Figure CL-10. Simultaneous and sequential digestion of B. anthracis spore cortical fragments with CwlJ1 and lysozyme. Schematic of double digestion (crosslinking was omitted for clarity). Before the addition of the second enzyme, the digestion products of the first round of reaction were heated at 75 °C for 30. The supernatant of the final digestion products was analyzed by reversed-phase HPLC-mass spectrometry.
Figure CL-11. Cortex-lytic activity of purified SUMO-CwlJ1, as measured using the terbium fluorescence kinetic assay to monitor Ca2+-DPA release associated with cortex lysis of decoated B. anthracis Sterne spores incubated at 23°C.
- K.K. Mehta, E.E. Paskaleva, S. Azizi-Ghannad, D.J. Ley, M.A. Page, J.S. Dordick, and R.S. Kane (2013), "Characterization of AmiBA2446, a novel bacteriolytic enzyme active against Bacillus species," Appl. Environ. Microbiol. 79, 5899-5906.
- E.E. Paskaleva, R.V. Mundra, K.K. Mehta, R.C. Pangule, X. Wu, W.S. Glatfelter, Z. Chen, J.S. Dordick, and R.S. Kane (2015), "Binding domains of Bacillus anthracis phage endolysins recognize cell culture age-related features on the bacterial surface," Biotechnol. Prog. 31, 1487-1493.
- N. Grover, E.E. Paskaleva, K.K. Mehta, J.S. Dordick, and R.S. Kane (2014), "Growth inhibition of Mycobacterium smegmatis by mycobacteriophage-derived enzymes," Enzyme Microb. Technol. 63, 1-6.
- K.K. Mehta, E.E. Paskaleva, X. Wu, N. Grover, R.V. Mundra, K. Chen, Y. Zhang, H. Feng, J.S. Dordick, and R.S. Kane (2016), "Newly identified bacteriolytic enzymes that target a wide range of clinical isolates of Clostridium difficile," Biotechnol. Bioeng. 113, 2568-2576.
- X. Wu, E.E. Paskaleva, K.K. Mehta, J.S. Dordick, and R.S. Kane (2016), "Wall teichoic acids are involved in the medium-induced loss of function of the autolysin CD11 against Clostridium difficile," Sci. Rep. 6, 35616.
- S.J. Kwon, D. Kim, I. Lee, J. Kim, and J.S. Dordick (2017), "In vitro gene expression-coupled bacterial cell chip for screening species-specific antimicrobial enzymes," Biotechnol. Bioeng. (in press).
- R.V. Mundra, K.K. Mehta, X. Wu, E.E. Paskaleva, R.S. Kane, and J.S. Dordick (2013), “Enzyme-driven bacillus spore coat degradation leading to spore killing”, Biotechnol. Bioeng. 111, 654-663.

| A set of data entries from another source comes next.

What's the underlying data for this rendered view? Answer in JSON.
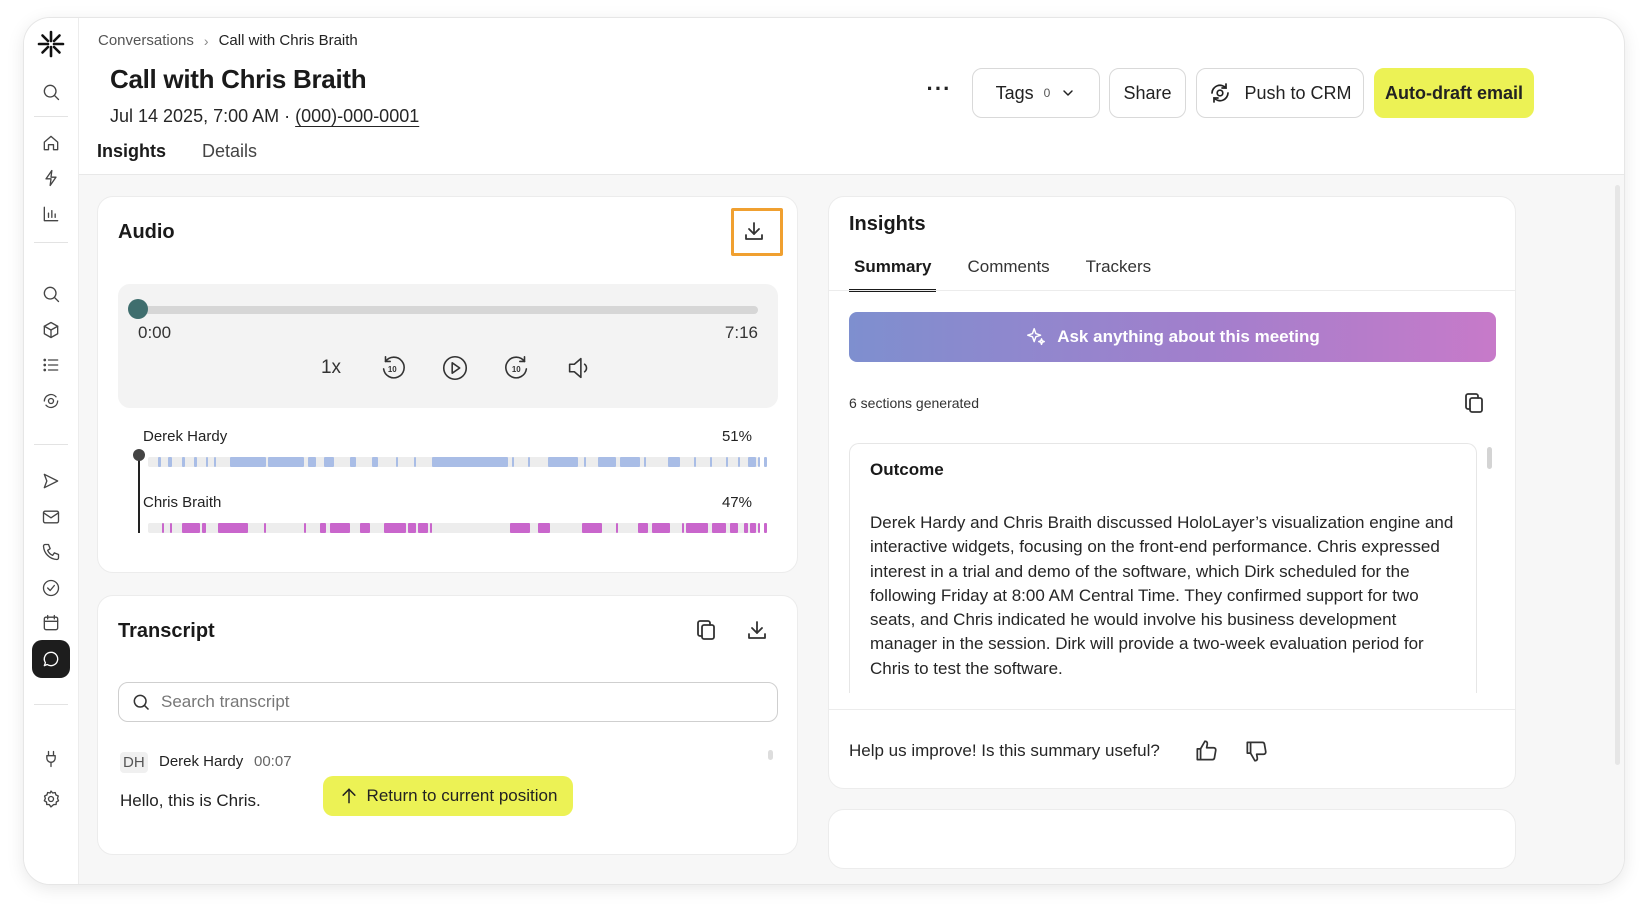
{
  "breadcrumb": {
    "parent": "Conversations",
    "separator": "›",
    "current": "Call with Chris Braith"
  },
  "page": {
    "title": "Call with Chris Braith",
    "datetime": "Jul 14 2025, 7:00 AM ·",
    "phone": "(000)-000-0001"
  },
  "tabs": [
    "Insights",
    "Details"
  ],
  "toolbar": {
    "more": "···",
    "tags_label": "Tags",
    "tags_count": "0",
    "share_label": "Share",
    "crm_label": "Push to CRM",
    "email_label": "Auto-draft email"
  },
  "colors": {
    "accent_yellow": "#ecf255",
    "highlight": "#f0a030",
    "speaker_a": "#a9bde6",
    "speaker_b": "#c966cc",
    "knob": "#3f6e6e"
  },
  "audio": {
    "title": "Audio",
    "current_time": "0:00",
    "duration": "7:16",
    "progress": 0.0,
    "speed": "1x",
    "speakers": [
      {
        "name": "Derek Hardy",
        "percent": "51%"
      },
      {
        "name": "Chris Braith",
        "percent": "47%"
      }
    ]
  },
  "transcript": {
    "title": "Transcript",
    "search_placeholder": "Search transcript",
    "entries": [
      {
        "initials": "DH",
        "speaker": "Derek Hardy",
        "time": "00:07",
        "text": "Hello, this is Chris."
      }
    ],
    "return_label": "Return to current position"
  },
  "insights": {
    "title": "Insights",
    "tabs": [
      "Summary",
      "Comments",
      "Trackers"
    ],
    "ask_label": "Ask anything about this meeting",
    "sections_generated": "6 sections generated",
    "outcome_title": "Outcome",
    "outcome_text": "Derek Hardy and Chris Braith discussed HoloLayer’s visualization engine and interactive widgets, focusing on the front-end performance. Chris expressed interest in a trial and demo of the software, which Dirk scheduled for the following Friday at 8:00 AM Central Time. They confirmed support for two seats, and Chris indicated he would involve his business development manager in the session. Dirk will provide a two-week evaluation period for Chris to test the software.",
    "feedback_prompt": "Help us improve! Is this summary useful?"
  }
}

- X. Wu, N. Grover, E.E. Paskaleva, R.V. Mundra, M.A. Page, R.S. Kane, and J.S. Dordick (2015), “Characterization of the activity of the spore cortex lytic enzyme CwlJ1,” Biotechnol. Bioeng. 112, 1365-1375.